Editors’ Note: We’ve asked a number of authors to discuss the state of the American parish and what it means to be church in a time of migration and movement. We also wanted to offer practical suggestions for how parishes can be more welcoming, just, and Spirit-filled in these times. Together, our contributors provide a picture of the U.S. church today, one not so much in decline as undergoing a profound transition. To read all the articles, see the entire collection, The American Parish Today.
It was about five minutes before six on a Tuesday evening, and members of the Coalition for Spiritual and Public Leadership’s (CSPL) Immigration Committee were trickling into the conference room. Some were arriving straight from work, and helped themselves to plates of rice and beans and cups of cantaloupe juice before taking their seats. Others had been there all day, filling up whiteboards and firing off emails. They’d come from all over Chicago, some reaching the coalition’s suburban Maywood office from as far away as the South Side. After a short prayer in English and Spanish, they quickly got down to business.
There was a lot to cover in the fifty minutes allotted by the agenda. Most pressing was the upcoming pilgrimage to El Paso, Texas, where the group had helped plan a teach-in and was co-organizing a border action to help asylum seekers legally enter the United States. Just six weeks earlier Patrick Crusius, a young man inspired by white-nationalist ideology and armed with a semi-automatic rifle, had driven more than 650 miles from the Dallas area to a Walmart in El Paso in order to “kill Mexicans.” He’d murdered twenty-two people and injured twenty-four more. Galvanized by the massacre, the coalition had decided to take action, not only to publicly protest the racist immigration policies of the Trump administration, but also to show solidarity with Latinx communities in the borderlands. Among the dead, after all, were people just like them.
There was some concern over turnout, logistics, and safety, but meeting facilitator Sue Ross, a middle-aged former business manager with short curly hair and tortoise-shell glasses, kept things moving. After about ten minutes she tabled the pilgrimage discussion and switched to reporting on the progress of the census initiative. Maywood, with a 95 percent non-white population, had been systematically undercounted by more than 30 percent in the 2010 census, resulting in the loss of several million dollars in federal funding. Outreach to local parishes, soup kitchens, and shelters, along with a push to provide internet access to the elderly, would help residents register themselves and thus force the 2020 census-takers to include them.
Next came the community-benefits report. Anely Jaime, jostling her small child in her lap and speaking mostly in Spanish, explained that a local bank had agreed to partner with CSPL to develop a course in financial literacy.
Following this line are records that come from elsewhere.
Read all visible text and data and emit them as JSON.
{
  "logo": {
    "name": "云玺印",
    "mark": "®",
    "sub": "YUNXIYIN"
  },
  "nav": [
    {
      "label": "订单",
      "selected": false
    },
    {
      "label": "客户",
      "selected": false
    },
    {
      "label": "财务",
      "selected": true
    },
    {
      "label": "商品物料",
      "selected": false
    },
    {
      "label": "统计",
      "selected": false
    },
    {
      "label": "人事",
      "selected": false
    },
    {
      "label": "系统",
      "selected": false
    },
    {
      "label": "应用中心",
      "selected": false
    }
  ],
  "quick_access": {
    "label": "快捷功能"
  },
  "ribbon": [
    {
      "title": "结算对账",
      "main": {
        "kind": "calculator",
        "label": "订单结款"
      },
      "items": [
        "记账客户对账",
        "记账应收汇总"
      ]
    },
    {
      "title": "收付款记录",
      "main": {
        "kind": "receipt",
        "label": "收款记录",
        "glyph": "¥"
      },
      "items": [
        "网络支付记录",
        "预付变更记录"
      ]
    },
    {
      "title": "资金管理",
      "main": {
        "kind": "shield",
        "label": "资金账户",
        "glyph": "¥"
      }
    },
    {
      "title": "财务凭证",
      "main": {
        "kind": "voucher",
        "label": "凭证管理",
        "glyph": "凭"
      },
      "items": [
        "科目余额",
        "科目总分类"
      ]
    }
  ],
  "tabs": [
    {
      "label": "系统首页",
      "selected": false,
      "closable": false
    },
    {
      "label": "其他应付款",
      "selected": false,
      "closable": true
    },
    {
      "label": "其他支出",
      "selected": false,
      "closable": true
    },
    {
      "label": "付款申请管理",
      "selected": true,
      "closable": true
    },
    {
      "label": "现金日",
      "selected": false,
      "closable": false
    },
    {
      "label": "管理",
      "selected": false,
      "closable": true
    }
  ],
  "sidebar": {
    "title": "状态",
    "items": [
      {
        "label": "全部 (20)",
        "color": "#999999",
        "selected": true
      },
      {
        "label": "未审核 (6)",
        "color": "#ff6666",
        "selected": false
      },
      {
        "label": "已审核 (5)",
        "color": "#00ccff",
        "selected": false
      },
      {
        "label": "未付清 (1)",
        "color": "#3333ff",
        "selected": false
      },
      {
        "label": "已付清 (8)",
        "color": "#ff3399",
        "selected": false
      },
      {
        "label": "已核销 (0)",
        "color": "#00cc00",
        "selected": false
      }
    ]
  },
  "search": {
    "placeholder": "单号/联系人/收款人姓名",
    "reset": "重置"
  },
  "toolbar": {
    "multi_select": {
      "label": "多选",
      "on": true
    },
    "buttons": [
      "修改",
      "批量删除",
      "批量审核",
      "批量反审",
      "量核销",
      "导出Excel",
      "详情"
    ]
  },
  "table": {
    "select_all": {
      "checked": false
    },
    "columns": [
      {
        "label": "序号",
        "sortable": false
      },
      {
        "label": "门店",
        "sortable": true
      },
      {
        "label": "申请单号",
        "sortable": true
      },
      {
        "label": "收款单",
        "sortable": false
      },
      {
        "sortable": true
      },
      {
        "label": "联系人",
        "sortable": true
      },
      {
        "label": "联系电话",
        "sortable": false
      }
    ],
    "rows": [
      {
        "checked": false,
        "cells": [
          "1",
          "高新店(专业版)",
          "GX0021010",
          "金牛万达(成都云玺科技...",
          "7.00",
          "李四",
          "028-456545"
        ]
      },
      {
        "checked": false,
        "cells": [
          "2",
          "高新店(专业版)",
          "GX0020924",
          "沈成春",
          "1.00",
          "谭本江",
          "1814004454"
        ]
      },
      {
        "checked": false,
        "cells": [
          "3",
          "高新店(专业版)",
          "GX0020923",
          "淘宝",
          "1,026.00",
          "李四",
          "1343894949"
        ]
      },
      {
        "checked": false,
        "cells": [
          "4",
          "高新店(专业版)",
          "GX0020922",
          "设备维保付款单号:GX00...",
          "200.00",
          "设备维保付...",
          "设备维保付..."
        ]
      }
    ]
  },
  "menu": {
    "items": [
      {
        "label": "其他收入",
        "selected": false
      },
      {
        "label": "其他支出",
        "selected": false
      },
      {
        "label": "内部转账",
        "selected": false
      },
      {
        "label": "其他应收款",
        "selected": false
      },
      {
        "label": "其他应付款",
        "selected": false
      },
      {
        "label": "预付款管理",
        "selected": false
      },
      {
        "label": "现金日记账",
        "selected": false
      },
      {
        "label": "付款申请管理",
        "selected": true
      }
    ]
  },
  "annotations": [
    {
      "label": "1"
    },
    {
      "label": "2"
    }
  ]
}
For many new immigrants, it would be their first opportunity to learn how to build credit and obtain small loans. “Es un granito de arena,” she explained: a grain of sand, not much, but nevertheless essential, since limited access to credit is one of the chief obstacles that keep her neighbors, especially the undocumented ones, from establishing stable lives.
The gathering concluded with announcements and a prayer, just as any parish-council meeting would. There was to be a workshop on Catholic Social Teaching, racism, and oppression in the U.S. prison and immigration-detention systems the next evening. The prayer, offered by Sumbul Siddiqui, a medical student at Loyola University Chicago and a DACA recipient, was in Arabic. She prayed for peace, the success of the upcoming pilgrimage, and humane immigration reform. Afterwards, a few hung around to chat and eat a second plate of food. But most headed straight home; they’d have to wake up early the next morning for work.
Even as the room emptied, though, the energy remained palpable. I felt as if I’d experienced the kind of vitality, the sense of shared purpose and community, that many Catholics say they yearn for in traditional parish life, but somehow can’t seem to find. These disaffected and disaffiliated, especially younger Catholics skeptical of the institutional church, are not necessarily unfaithful; they’re not just “insufficiently devout.” They may simply feel they’re not getting what they need to live authentic Christian lives, or at least more fulfilling ones. If a parish doesn’t provide a robust sense of community, or vital social-justice ministries, or meaningful spiritual formation—or, most importantly, real recognition and empowerment—is it surprising they may look for them outside traditional structures, including beyond the walls of a church building?
These are some of the needs that CSPL is meeting. It is not aiming to subvert or supplant the traditional parish; indeed, there are ministries—like religious education, liturgy, and the sacraments—that as a lay-led group it simply cannot perform. But in an era of intense social reorganization and geographic disruption, when U.S. Catholics are both more diverse and less rooted in a single place, the coalitional model adopted by CSPL and similar groups—emphasizing bottom-up leadership, demographic inclusivity, and a distinctly spiritual approach to political and community engagement—may suggest a kind of prototype for an evolving, post-parochial church.